Still in pursue of better understanding the cellular service satisfaction survey I mentioned earlier, I came upon another interesting problem to solve. I have encoded most of the response to a cellular service survey answered by around a thousand users and created a panda data frame with it. The columns have then been scaled with min-max in the 0..1 range. Now I want to see if any of the variables (questions in the survey) are correlated with any other variable.
Using python, the answer is quite simple, pandas provide the function corr() which build the correlation matrix from a data frame. You can then use pyplot matshow() in order to visualise that correlation matrix. Below is an example of such a visualisation I made on the data set I have. Thankfully, in this example there is already a certain level of clustering that comes from order the data was imported, lucky I am! But if you take a random example, such as the one I built to demonstrate this process in a jupyter notebook on github, then there is not much to understand without an effort.
Obtaining the correlation matrix was easy. What is less obvious at first glance is how to cluster that correlation matrix in order to get better and easier understanding of our data.
You can follow the process in my jupyter notebook, but basically it involves performing hierarchical clustering on the correlation matrix and tada! You obtain a clustered correlation matrix such as below.
It could end there. Obviously in my simple example in the jupyter notebook there is not much more to gain in term of clarity. However on the real data we can sense there is more to see. I can go forward and do a multi-pass clustering.
- Cluster the correlation matrix.
- For each cluster:
- Sub-cluster the Clusters

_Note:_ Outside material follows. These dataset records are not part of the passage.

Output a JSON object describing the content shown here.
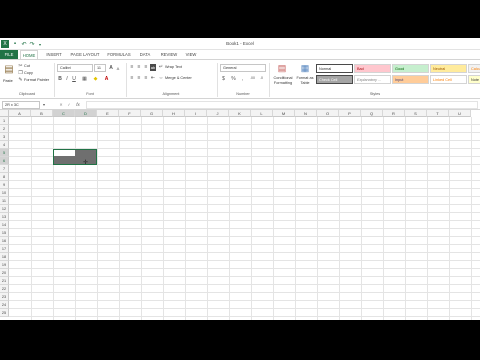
{
  "title_bar": {
    "title": "Book1 - Excel"
  },
  "tabs": [
    "FILE",
    "HOME",
    "INSERT",
    "PAGE LAYOUT",
    "FORMULAS",
    "DATA",
    "REVIEW",
    "VIEW"
  ],
  "clipboard": {
    "paste": "Paste",
    "cut": "Cut",
    "copy": "Copy",
    "format_painter": "Format Painter",
    "group": "Clipboard"
  },
  "font": {
    "name": "Calibri",
    "size": "11",
    "bold": "B",
    "italic": "I",
    "underline": "U",
    "grow": "A",
    "shrink": "A",
    "group": "Font"
  },
  "alignment": {
    "wrap_text": "Wrap Text",
    "merge_center": "Merge & Center",
    "group": "Alignment"
  },
  "number": {
    "format": "General",
    "currency": "$",
    "percent": "%",
    "comma": ",",
    "group": "Number"
  },
  "styles_group": {
    "conditional": "Conditional Formatting",
    "format_table": "Format as Table",
    "group": "Styles"
  },
  "cell_styles": [
    {
      "label": "Normal",
      "bg": "#ffffff",
      "fg": "#333333"
    },
    {
      "label": "Bad",
      "bg": "#ffc7ce",
      "fg": "#9c0006"
    },
    {
      "label": "Good",
      "bg": "#c6efce",
      "fg": "#006100"
    },
    {
      "label": "Neutral",
      "bg": "#ffeb9c",
      "fg": "#9c5700"
    },
    {
      "label": "Calcul",
      "bg": "#f2f2f2",
      "fg": "#fa7d00"
    },
    {
      "label": "Check Cell",
      "bg": "#a5a5a5",
      "fg": "#ffffff"
    },
    {
      "label": "Explanatory ...",
      "bg": "#ffffff",
      "fg": "#7f7f7f"
    },
    {
      "label": "Input",
      "bg": "#ffcc99",
      "fg": "#3f3f76"
    },
    {
      "label": "Linked Cell",
      "bg": "#ffffff",
      "fg": "#fa7d00"
    },
    {
      "label": "Note",
      "bg": "#ffffcc",
      "fg": "#333333"
    }
  ],
  "formula_bar": {
    "name_box": "2R x 3C",
    "cancel": "✕",
    "enter": "✓",
    "fx": "fx",
    "content": ""
  },
  "columns": [
    "A",
    "B",
    "C",
    "D",
    "E",
    "F",
    "G",
    "H",
    "I",
    "J",
    "K",
    "L",
    "M",
    "N",
    "O",
    "P",
    "Q",
    "R",
    "S",
    "T",
    "U"
  ],
  "rows": [
    "1",
    "2",
    "3",
    "4",
    "5",
    "6",
    "7",
    "8",
    "9",
    "10",
    "11",
    "12",
    "13",
    "14",
    "15",
    "16",
    "17",
    "18",
    "19",
    "20",
    "21",
    "22",
    "23",
    "24",
    "25"
  ],
  "accent": "#217346"
}
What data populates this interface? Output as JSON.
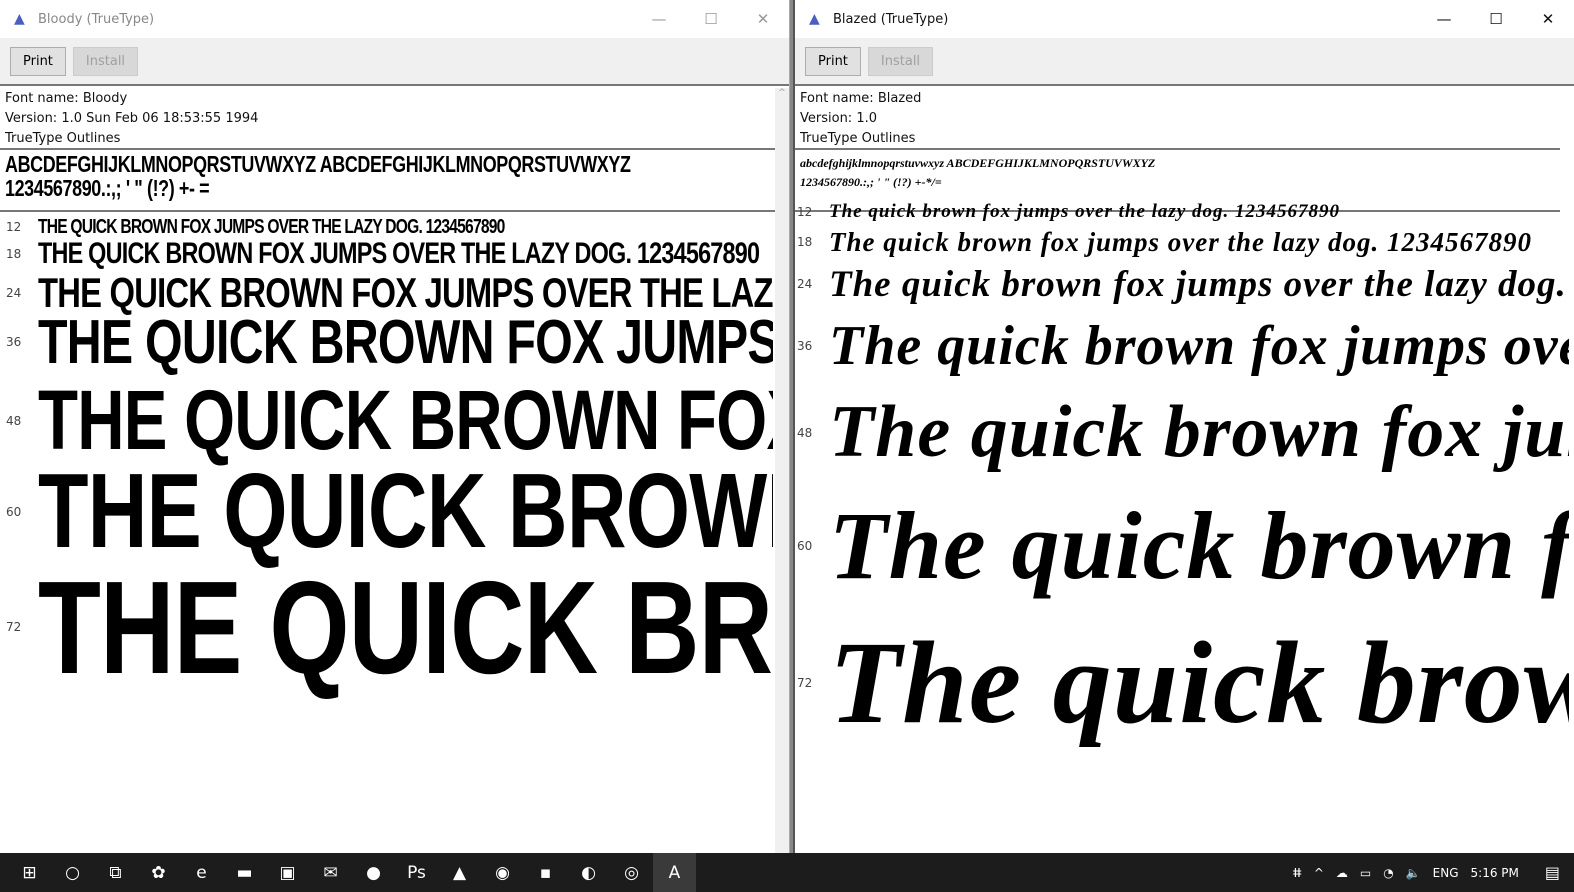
{
  "windows": [
    {
      "title": "Bloody (TrueType)",
      "print": "Print",
      "install": "Install",
      "info": [
        "Font name: Bloody",
        "Version: 1.0 Sun Feb 06 18:53:55 1994",
        "TrueType Outlines"
      ],
      "chars": [
        "ABCDEFGHIJKLMNOPQRSTUVWXYZ  ABCDEFGHIJKLMNOPQRSTUVWXYZ",
        "1234567890.:,; ' \" (!?) +- ="
      ],
      "sample": "THE QUICK BROWN FOX JUMPS OVER THE LAZY DOG. 1234567890",
      "sizes": [
        "12",
        "18",
        "24",
        "36",
        "48",
        "60",
        "72"
      ]
    },
    {
      "title": "Blazed (TrueType)",
      "print": "Print",
      "install": "Install",
      "info": [
        "Font name: Blazed",
        "Version: 1.0",
        "TrueType Outlines"
      ],
      "chars": [
        "abcdefghijklmnopqrstuvwxyz ABCDEFGHIJKLMNOPQRSTUVWXYZ",
        "1234567890.:,; ' \" (!?) +-*/="
      ],
      "sample": "The quick brown fox jumps over the lazy dog. 1234567890",
      "sizes": [
        "12",
        "18",
        "24",
        "36",
        "48",
        "60",
        "72"
      ]
    }
  ],
  "window_controls": {
    "minimize": "—",
    "maximize": "☐",
    "close": "✕"
  },
  "taskbar": {
    "icons": [
      {
        "name": "start",
        "glyph": "⊞"
      },
      {
        "name": "search",
        "glyph": "○"
      },
      {
        "name": "task-view",
        "glyph": "⧉"
      },
      {
        "name": "app-green",
        "glyph": "✿"
      },
      {
        "name": "edge",
        "glyph": "e"
      },
      {
        "name": "file-explorer",
        "glyph": "▬"
      },
      {
        "name": "store",
        "glyph": "▣"
      },
      {
        "name": "mail",
        "glyph": "✉"
      },
      {
        "name": "app-pink",
        "glyph": "●"
      },
      {
        "name": "photoshop",
        "glyph": "Ps"
      },
      {
        "name": "vlc",
        "glyph": "▲"
      },
      {
        "name": "chrome",
        "glyph": "◉"
      },
      {
        "name": "sticky-notes",
        "glyph": "▪"
      },
      {
        "name": "app-globe",
        "glyph": "◐"
      },
      {
        "name": "app-green-circle",
        "glyph": "◎"
      },
      {
        "name": "font-viewer",
        "glyph": "A"
      }
    ],
    "tray": {
      "people": "ⵌ",
      "chevron": "^",
      "cloud": "☁",
      "battery": "▭",
      "wifi": "◔",
      "volume": "🔈",
      "language": "ENG",
      "time": "5:16 PM",
      "notifications": "▤"
    }
  }
}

Doing this yields to the following clustering which is marginally better as we can better see some sub-clustering within the big clusters.
This process could be extended to n-pass correlation matrix clustering. It could be done through a recursive process which would stop when you reach a minimum size sub-cluster.

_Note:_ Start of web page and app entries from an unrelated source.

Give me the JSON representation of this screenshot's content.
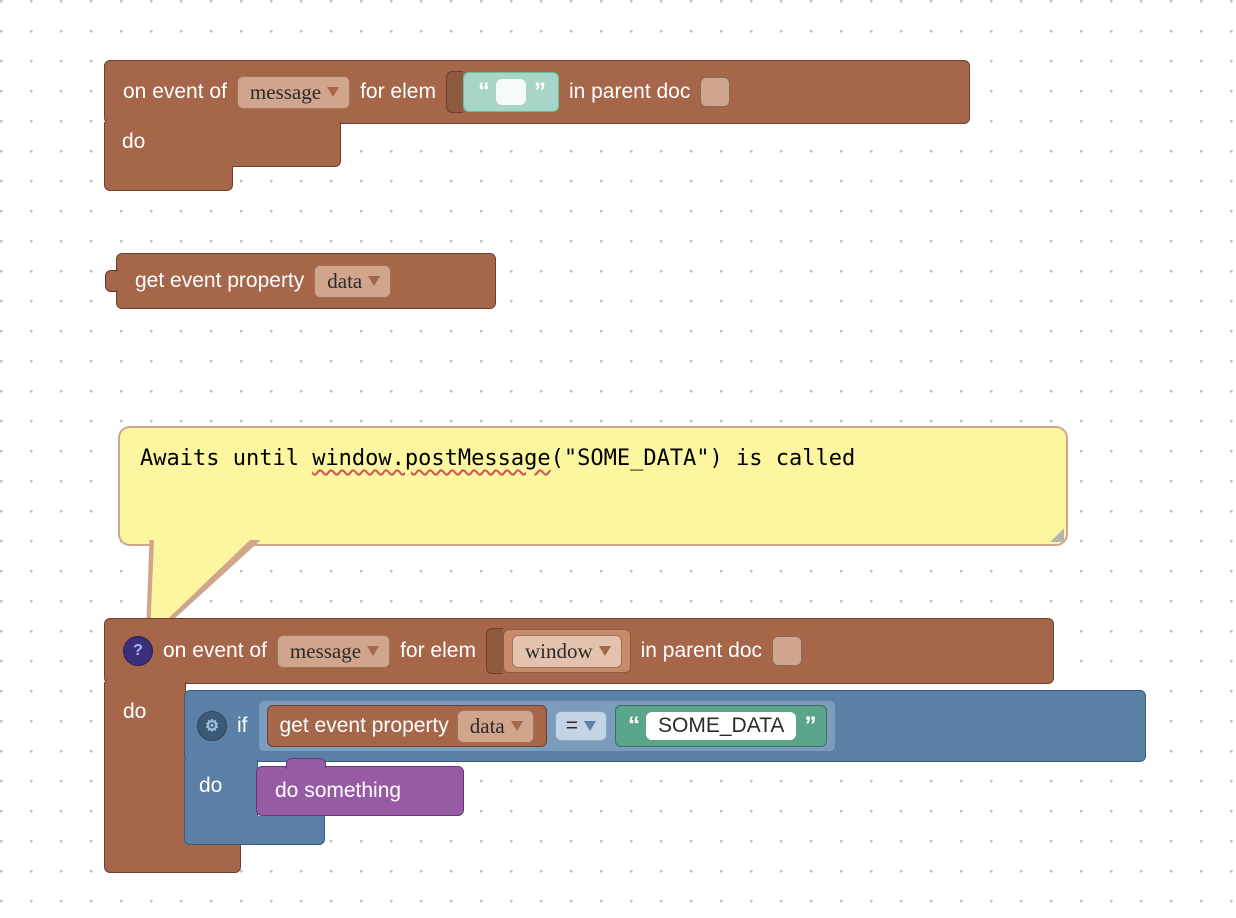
{
  "block1": {
    "on_event_of": "on event of",
    "event_dropdown": "message",
    "for_elem": "for elem",
    "string_value": "",
    "in_parent_doc": "in parent doc",
    "do_label": "do"
  },
  "block2": {
    "get_event_property": "get event property",
    "prop_dropdown": "data"
  },
  "comment": {
    "text_pre": "Awaits until ",
    "text_wavy": "window.postMessage",
    "text_post": "(\"SOME_DATA\") is called"
  },
  "block3": {
    "on_event_of": "on event of",
    "event_dropdown": "message",
    "for_elem": "for elem",
    "elem_dropdown": "window",
    "in_parent_doc": "in parent doc",
    "do_label": "do",
    "if_label": "if",
    "inner_get": "get event property",
    "inner_prop": "data",
    "compare": "=",
    "string_literal": "SOME_DATA",
    "inner_do": "do",
    "do_something": "do something"
  }
}
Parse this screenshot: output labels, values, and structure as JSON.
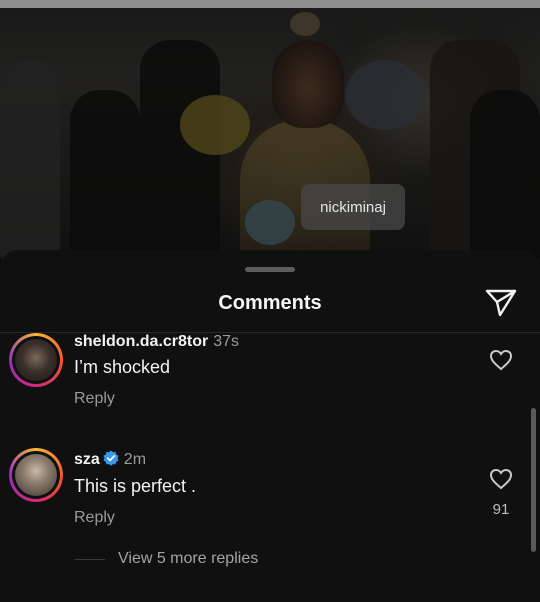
{
  "video": {
    "tag_label": "nickiminaj"
  },
  "sheet": {
    "title": "Comments",
    "share_icon": "paper-plane-icon"
  },
  "comments": [
    {
      "username": "sheldon.da.cr8tor",
      "time": "37s",
      "text": "I’m shocked",
      "reply_label": "Reply",
      "like_icon": "heart-outline-icon",
      "likes": ""
    },
    {
      "username": "sza",
      "verified": true,
      "time": "2m",
      "text": "This is perfect .",
      "reply_label": "Reply",
      "like_icon": "heart-outline-icon",
      "likes": "91"
    }
  ],
  "view_more_replies": "View 5 more replies",
  "colors": {
    "background": "#101010",
    "text": "#f2f2f2",
    "muted": "#9a9a9a",
    "verified": "#3897f0",
    "story_ring": [
      "#f7b733",
      "#f2582b",
      "#d62976",
      "#962fbf"
    ]
  }
}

So what can we see in this last figure? Well some obvious findings are experiencing poor coverage areas or having the desire to switch to another carrier is inversely correlated to the satisfaction with the service. We can also see that the more devices you have, the more you report using services. It appears there is no correlation between the service usage (how much you use it) and the satisfaction expressed toward it. There is a slight inverse correlation between the age and to a lesser degree to the sex of the respondent and the usage he makes of the service (again quantity). And thanks to the multi-pass clustering we can also see in the satisfaction quadrant that voice and texting satisfaction are more tied together and form a sub-cluster, and data satisfaction form another sub-cluster.

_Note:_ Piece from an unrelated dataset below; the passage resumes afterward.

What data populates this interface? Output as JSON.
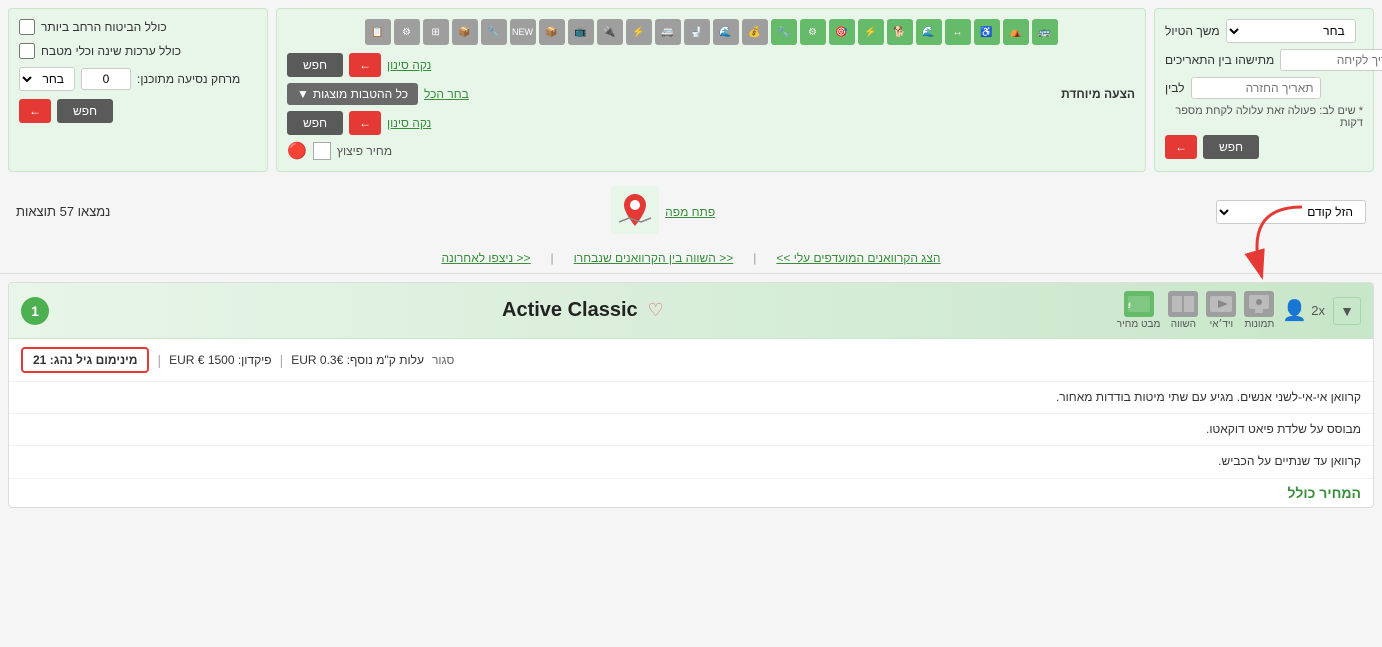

There are a few more findings you can see from that picture. I let you find them as an exercise!